Nevertheless, although the defendants will be permitted to inquire into plaintiffs' personal histories, it must be emphasized that defendants may not engage in a fishing expedition by inquiring into matters totally irrelevant to the issue of emotional distress.
In other words, the scope of the inquiry must be limited to whether, and to what extent, the alleged harassment caused plaintiffs to suffer emotional harm.
Defendants' request to strike plaintiffs' demand for a jury trial and dismiss their claims for compensatory and punitive damages as to their Title VII claims is granted. Defendants' request to dismiss plaintiffs' pendent state claims is denied. Defendants' request under Rule 35(a), F.R.Civ.P., for mental examinations of plaintiffs is also denied. However, defendants will be permitted to question plaintiffs and their therapists about plaintiffs' psychological histories and conduct related discovery as long as the inquiry is relevant to plaintiffs' alleged mental anguish.

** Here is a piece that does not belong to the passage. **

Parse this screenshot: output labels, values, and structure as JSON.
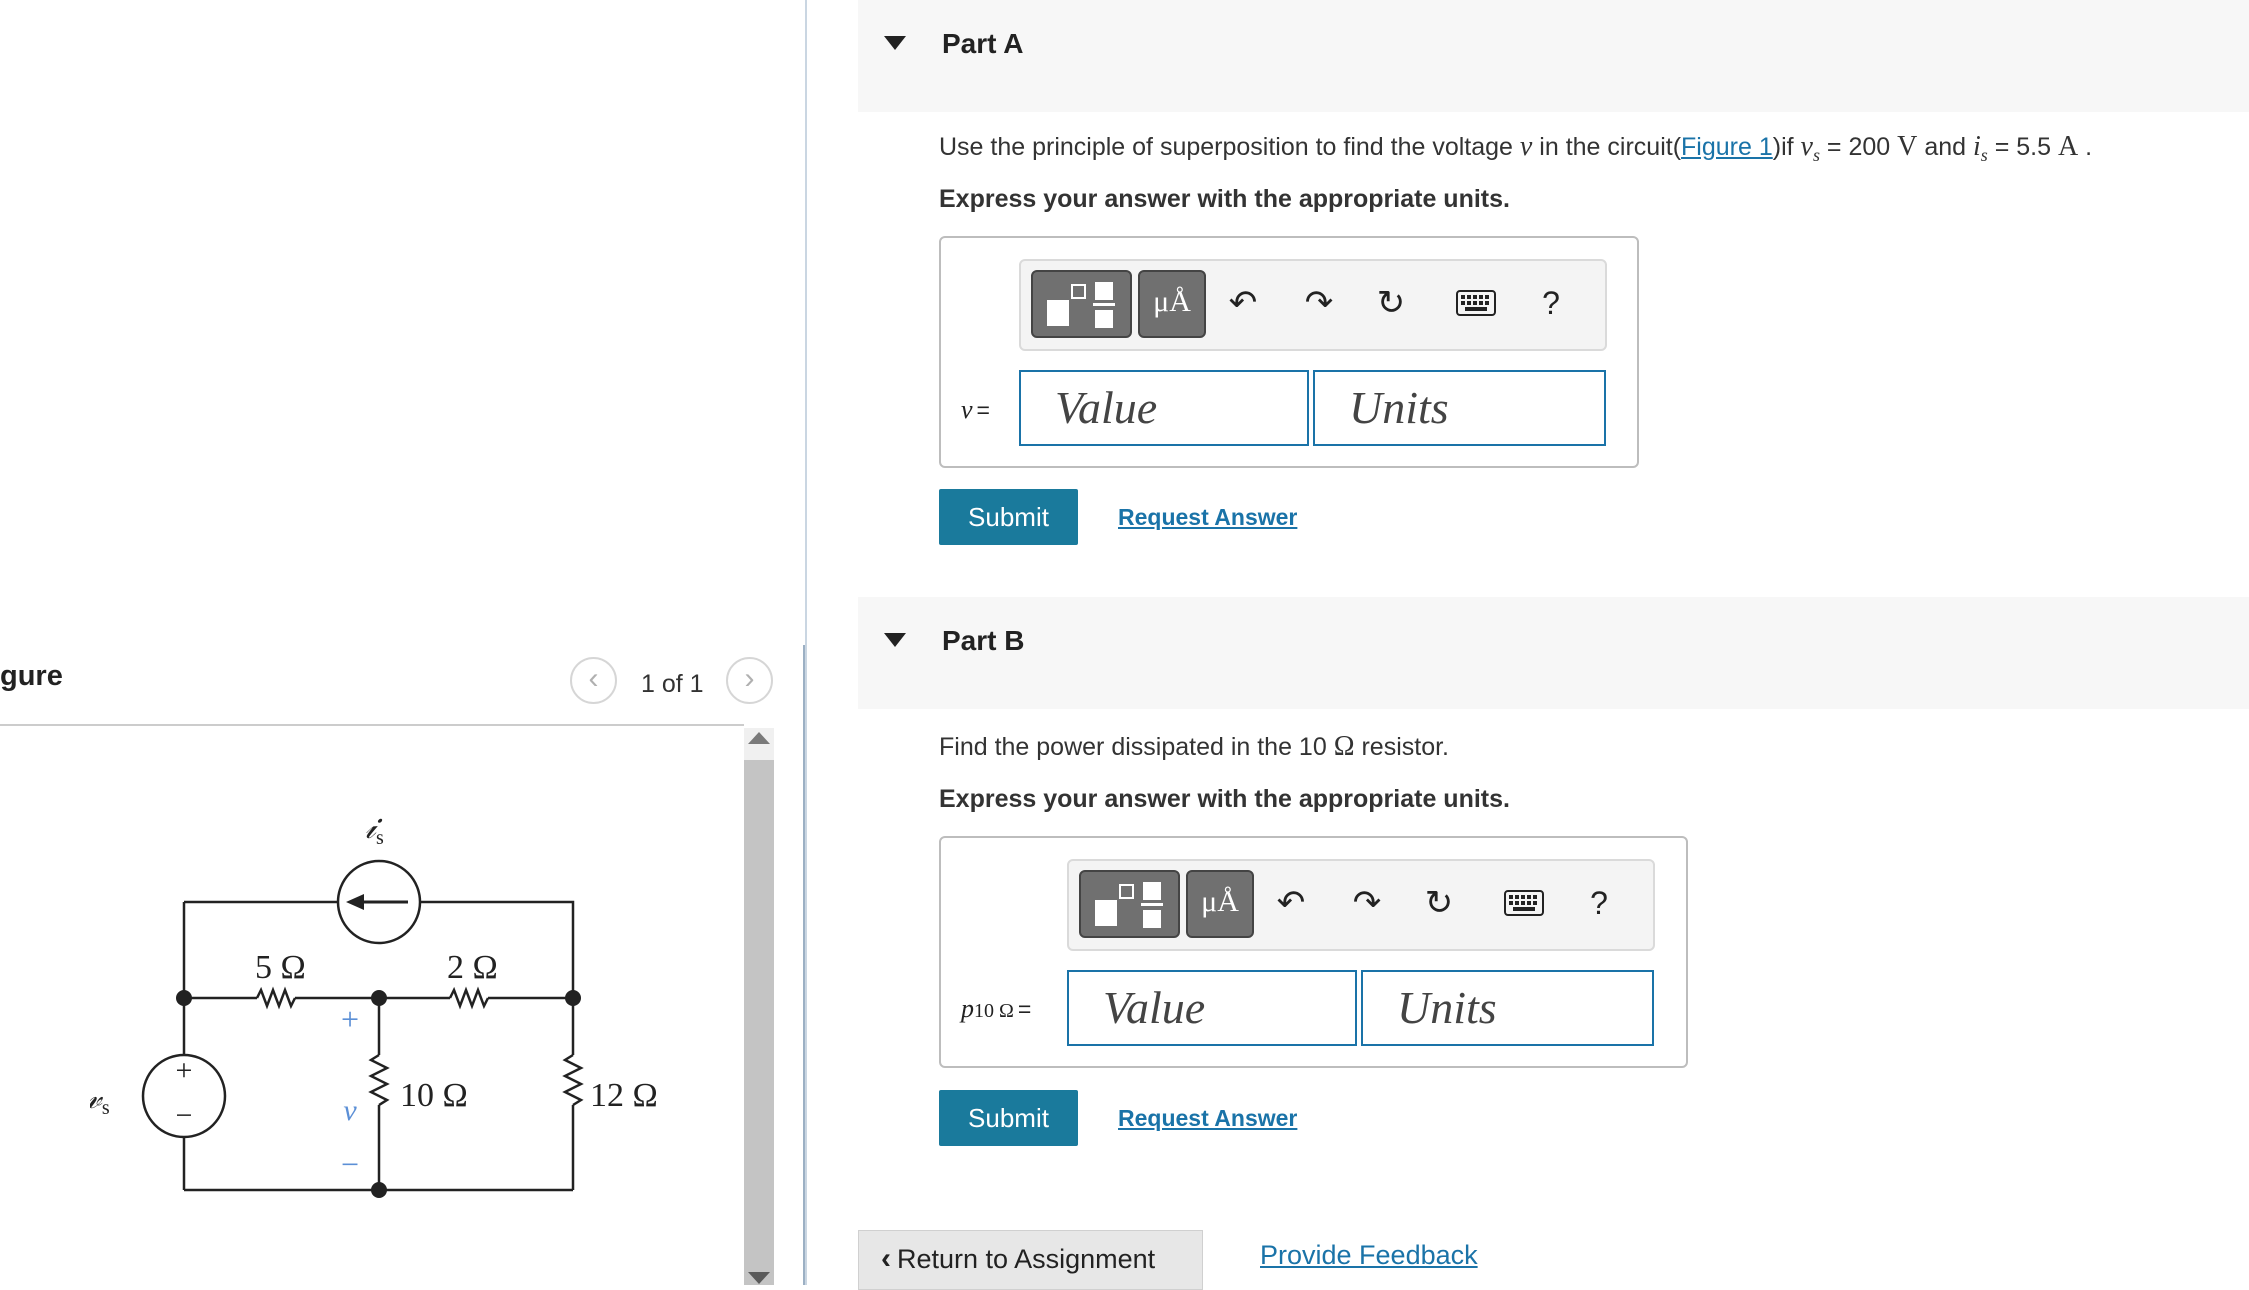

IT IS SO ORDERED.
Dated: New York, New York
February 3, 1994
Robert L. Carter